> [WORK TO BE COMPLETED] Output every line of the listing as it stands.

_ _ _

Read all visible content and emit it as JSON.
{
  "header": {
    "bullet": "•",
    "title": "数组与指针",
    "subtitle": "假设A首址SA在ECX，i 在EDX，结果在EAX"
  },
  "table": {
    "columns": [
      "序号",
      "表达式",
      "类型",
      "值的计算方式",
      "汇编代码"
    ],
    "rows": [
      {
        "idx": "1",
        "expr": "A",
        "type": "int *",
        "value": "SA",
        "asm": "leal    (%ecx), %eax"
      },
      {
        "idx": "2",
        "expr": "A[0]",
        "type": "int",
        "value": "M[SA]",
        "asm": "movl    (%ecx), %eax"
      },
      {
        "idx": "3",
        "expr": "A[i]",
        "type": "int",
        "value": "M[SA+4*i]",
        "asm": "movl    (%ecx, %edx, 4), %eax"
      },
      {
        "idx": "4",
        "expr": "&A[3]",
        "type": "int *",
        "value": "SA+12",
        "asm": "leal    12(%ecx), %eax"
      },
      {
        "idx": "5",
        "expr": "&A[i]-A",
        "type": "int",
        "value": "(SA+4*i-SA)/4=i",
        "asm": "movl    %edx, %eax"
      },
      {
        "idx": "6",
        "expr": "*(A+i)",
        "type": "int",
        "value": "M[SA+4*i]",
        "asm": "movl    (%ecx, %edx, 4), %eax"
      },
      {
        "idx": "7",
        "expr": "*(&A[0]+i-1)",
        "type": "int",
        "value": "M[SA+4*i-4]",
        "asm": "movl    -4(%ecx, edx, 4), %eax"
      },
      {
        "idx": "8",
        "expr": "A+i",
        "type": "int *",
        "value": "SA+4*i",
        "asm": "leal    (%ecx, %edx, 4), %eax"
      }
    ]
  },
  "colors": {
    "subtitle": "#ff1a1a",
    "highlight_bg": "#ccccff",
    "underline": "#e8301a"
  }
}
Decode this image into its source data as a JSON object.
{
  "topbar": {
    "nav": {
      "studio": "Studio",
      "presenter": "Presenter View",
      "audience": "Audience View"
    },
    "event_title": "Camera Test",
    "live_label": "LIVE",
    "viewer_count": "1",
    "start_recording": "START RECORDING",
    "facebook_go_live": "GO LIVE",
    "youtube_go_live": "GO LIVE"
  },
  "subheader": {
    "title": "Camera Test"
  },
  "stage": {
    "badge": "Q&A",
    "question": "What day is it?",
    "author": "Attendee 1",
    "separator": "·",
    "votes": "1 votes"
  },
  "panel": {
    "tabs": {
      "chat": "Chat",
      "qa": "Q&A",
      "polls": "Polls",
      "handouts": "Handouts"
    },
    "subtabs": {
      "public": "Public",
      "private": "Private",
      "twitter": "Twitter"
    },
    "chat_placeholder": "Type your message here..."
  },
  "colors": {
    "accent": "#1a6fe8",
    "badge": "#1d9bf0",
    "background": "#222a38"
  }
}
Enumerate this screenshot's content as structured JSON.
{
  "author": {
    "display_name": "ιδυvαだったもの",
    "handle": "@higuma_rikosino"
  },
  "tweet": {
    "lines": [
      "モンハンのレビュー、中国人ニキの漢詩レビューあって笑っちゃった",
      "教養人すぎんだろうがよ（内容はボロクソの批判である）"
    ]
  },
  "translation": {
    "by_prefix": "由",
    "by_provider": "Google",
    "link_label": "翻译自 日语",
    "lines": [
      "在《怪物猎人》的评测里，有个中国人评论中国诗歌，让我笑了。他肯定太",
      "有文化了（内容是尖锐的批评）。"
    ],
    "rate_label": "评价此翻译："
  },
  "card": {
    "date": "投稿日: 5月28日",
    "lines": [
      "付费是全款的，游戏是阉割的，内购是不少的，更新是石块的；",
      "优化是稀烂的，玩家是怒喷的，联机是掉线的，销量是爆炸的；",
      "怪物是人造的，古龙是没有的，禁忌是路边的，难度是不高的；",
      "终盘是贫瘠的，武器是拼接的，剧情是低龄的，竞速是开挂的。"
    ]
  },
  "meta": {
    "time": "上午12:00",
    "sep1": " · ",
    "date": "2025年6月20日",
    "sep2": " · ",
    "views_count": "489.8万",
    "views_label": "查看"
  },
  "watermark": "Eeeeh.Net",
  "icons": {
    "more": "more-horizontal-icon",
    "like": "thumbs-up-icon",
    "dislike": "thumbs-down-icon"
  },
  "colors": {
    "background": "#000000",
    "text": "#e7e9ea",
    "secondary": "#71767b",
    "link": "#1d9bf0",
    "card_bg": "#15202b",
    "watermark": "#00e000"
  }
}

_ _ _

> [EXERCISE SOLUTION]
Read all visible content and emit it as JSON.
{
  "header": {
    "bullet": "•",
    "title": "数组与指针",
    "subtitle": "假设A首址SA在ECX，i 在EDX，结果在EAX"
  },
  "table": {
    "columns": [
      "序号",
      "表达式",
      "类型",
      "值的计算方式",
      "汇编代码"
    ],
    "rows": [
      {
        "idx": "1",
        "expr": "A",
        "type": "int *",
        "value": "SA",
        "asm": "leal    (%ecx), %eax"
      },
      {
        "idx": "2",
        "expr": "A[0]",
        "type": "int",
        "value": "M[SA]",
        "asm": "movl    (%ecx), %eax"
      },
      {
        "idx": "3",
        "expr": "A[i]",
        "type": "int",
        "value": "M[SA+4*i]",
        "asm": "movl    (%ecx, %edx, 4), %eax"
      },
      {
        "idx": "4",
        "expr": "&A[3]",
        "type": "int *",
        "value": "SA+12",
        "asm": "leal    12(%ecx), %eax"
      },
      {
        "idx": "5",
        "expr": "&A[i]-A",
        "type": "int",
        "value": "(SA+4*i-SA)/4=i",
        "asm": "movl    %edx, %eax"
      },
      {
        "idx": "6",
        "expr": "*(A+i)",
        "type": "int",
        "value": "M[SA+4*i]",
        "asm": "movl    (%ecx, %edx, 4), %eax"
      },
      {
        "idx": "7",
        "expr": "*(&A[0]+i-1)",
        "type": "int",
        "value": "M[SA+4*i-4]",
        "asm": "movl    -4(%ecx, edx, 4), %eax"
      },
      {
        "idx": "8",
        "expr": "A+i",
        "type": "int *",
        "value": "SA+4*i",
        "asm": "leal    (%ecx, %edx, 4), %eax"
      }
    ]
  },
  "colors": {
    "subtitle": "#ff1a1a",
    "highlight_bg": "#ccccff",
    "underline": "#e8301a"
  }
}
Decode this image into its source data as a JSON object.
{
  "topbar": {
    "nav": {
      "studio": "Studio",
      "presenter": "Presenter View",
      "audience": "Audience View"
    },
    "event_title": "Camera Test",
    "live_label": "LIVE",
    "viewer_count": "1",
    "start_recording": "START RECORDING",
    "facebook_go_live": "GO LIVE",
    "youtube_go_live": "GO LIVE"
  },
  "subheader": {
    "title": "Camera Test"
  },
  "stage": {
    "badge": "Q&A",
    "question": "What day is it?",
    "author": "Attendee 1",
    "separator": "·",
    "votes": "1 votes"
  },
  "panel": {
    "tabs": {
      "chat": "Chat",
      "qa": "Q&A",
      "polls": "Polls",
      "handouts": "Handouts"
    },
    "subtabs": {
      "public": "Public",
      "private": "Private",
      "twitter": "Twitter"
    },
    "chat_placeholder": "Type your message here..."
  },
  "colors": {
    "accent": "#1a6fe8",
    "badge": "#1d9bf0",
    "background": "#222a38"
  }
}
Enumerate this screenshot's content as structured JSON.
{
  "author": {
    "display_name": "ιδυvαだったもの",
    "handle": "@higuma_rikosino"
  },
  "tweet": {
    "lines": [
      "モンハンのレビュー、中国人ニキの漢詩レビューあって笑っちゃった",
      "教養人すぎんだろうがよ（内容はボロクソの批判である）"
    ]
  },
  "translation": {
    "by_prefix": "由",
    "by_provider": "Google",
    "link_label": "翻译自 日语",
    "lines": [
      "在《怪物猎人》的评测里，有个中国人评论中国诗歌，让我笑了。他肯定太",
      "有文化了（内容是尖锐的批评）。"
    ],
    "rate_label": "评价此翻译："
  },
  "card": {
    "date": "投稿日: 5月28日",
    "lines": [
      "付费是全款的，游戏是阉割的，内购是不少的，更新是石块的；",
      "优化是稀烂的，玩家是怒喷的，联机是掉线的，销量是爆炸的；",
      "怪物是人造的，古龙是没有的，禁忌是路边的，难度是不高的；",
      "终盘是贫瘠的，武器是拼接的，剧情是低龄的，竞速是开挂的。"
    ]
  },
  "meta": {
    "time": "上午12:00",
    "sep1": " · ",
    "date": "2025年6月20日",
    "sep2": " · ",
    "views_count": "489.8万",
    "views_label": "查看"
  },
  "watermark": "Eeeeh.Net",
  "icons": {
    "more": "more-horizontal-icon",
    "like": "thumbs-up-icon",
    "dislike": "thumbs-down-icon"
  },
  "colors": {
    "background": "#000000",
    "text": "#e7e9ea",
    "secondary": "#71767b",
    "link": "#1d9bf0",
    "card_bg": "#15202b",
    "watermark": "#00e000"
  }
}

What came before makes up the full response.